This test measures your blood fats. The lipid profile is a group of tests that are often ordered together to determine risk of coronary heart disease. They are tests that have been shown to be good indicators of whether someone is likely to have a heart attack or stroke caused by blockage of blood vessels or hardening of the arteries (atherosclerois). The lipid profile typically includes:
- Total cholesterol
- High density lipoprotein cholesterol (HDL-C) — often called good cholesterol
- Low density lipoprotein cholesterol (LDL-C) —often called bad cholesterol
- TriglyceridesVery low density lipoprotein cholesterol (VLDL-C)

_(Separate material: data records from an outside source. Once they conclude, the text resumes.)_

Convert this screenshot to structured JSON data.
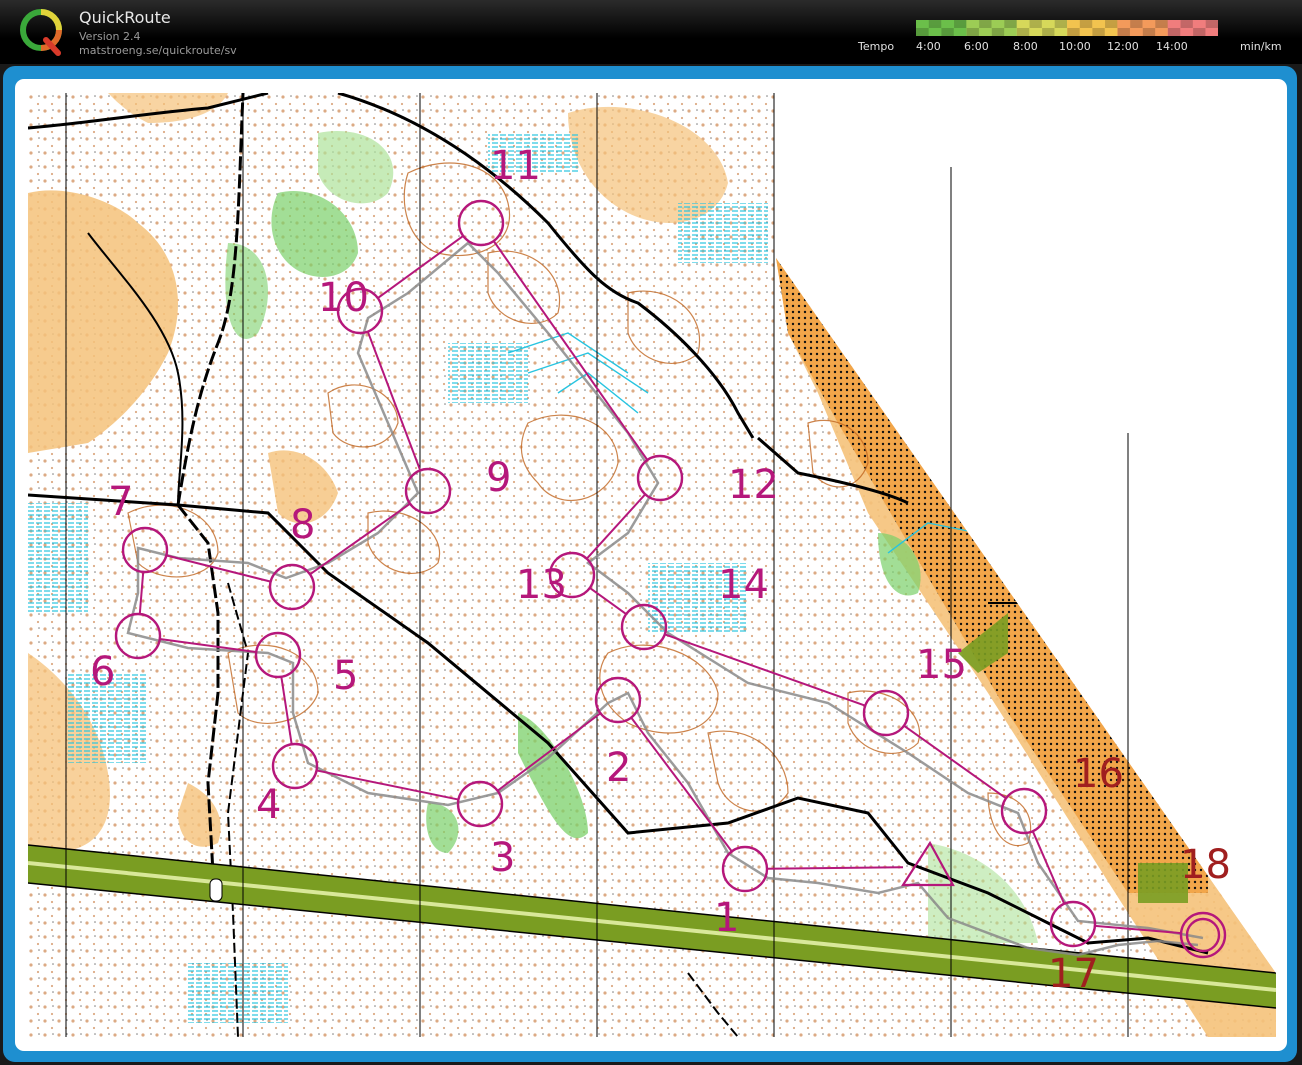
{
  "app": {
    "name": "QuickRoute",
    "version": "Version 2.4",
    "url": "matstroeng.se/quickroute/sv"
  },
  "tempo_scale": {
    "label": "Tempo",
    "ticks": [
      "4:00",
      "6:00",
      "8:00",
      "10:00",
      "12:00",
      "14:00"
    ],
    "unit": "min/km",
    "colors": [
      "#6bbf4a",
      "#9ccc55",
      "#d6d85a",
      "#f2c34f",
      "#f39a5b",
      "#f07d7d"
    ]
  },
  "frame_color": "#1e8fd0",
  "map": {
    "course_color": "#b5177b",
    "control_numbers": [
      "1",
      "2",
      "3",
      "4",
      "5",
      "6",
      "7",
      "8",
      "9",
      "10",
      "11",
      "12",
      "13",
      "14",
      "15",
      "16",
      "17",
      "18"
    ],
    "legend_colors": {
      "open_land": "#f5c27a",
      "green_vegetation": "#7bd06a",
      "marsh": "#27c4e0",
      "contour": "#c0651f",
      "motorway": "#7a9d22",
      "road": "#000000"
    }
  }
}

Cholesterol is derived from the diet, formed in the liver and found in all cells of the body. It is used to form hormones, antibodies and bile salts and also protects cell membranes. It is also used to evaluate risk for atherosclerosis. HDL cholesterol is called the “good” cholesterol and LDL is the “bad” fraction that sticks to the linings of arteries. Increases are seen in atherosclerosis, hypothyroidism, and stomach problems affecting digestion of fats and in high fat diets. Decreases are seen some liver disorders, hyperthyroidism and severely fat restricted diets.
Triglycerides are circulating fats that are made in the liver. Like glucose, they can be a source of energy and their amount increases when glucose cannot be used properly. Increases are seen in diabetes, atherosclerosis, hypothyroid conditions, high fat diet and alcoholism. Decreases are seen in hyperthyroidism, autoimmune disorders, vegetarian diet and deficiency of stomach acid.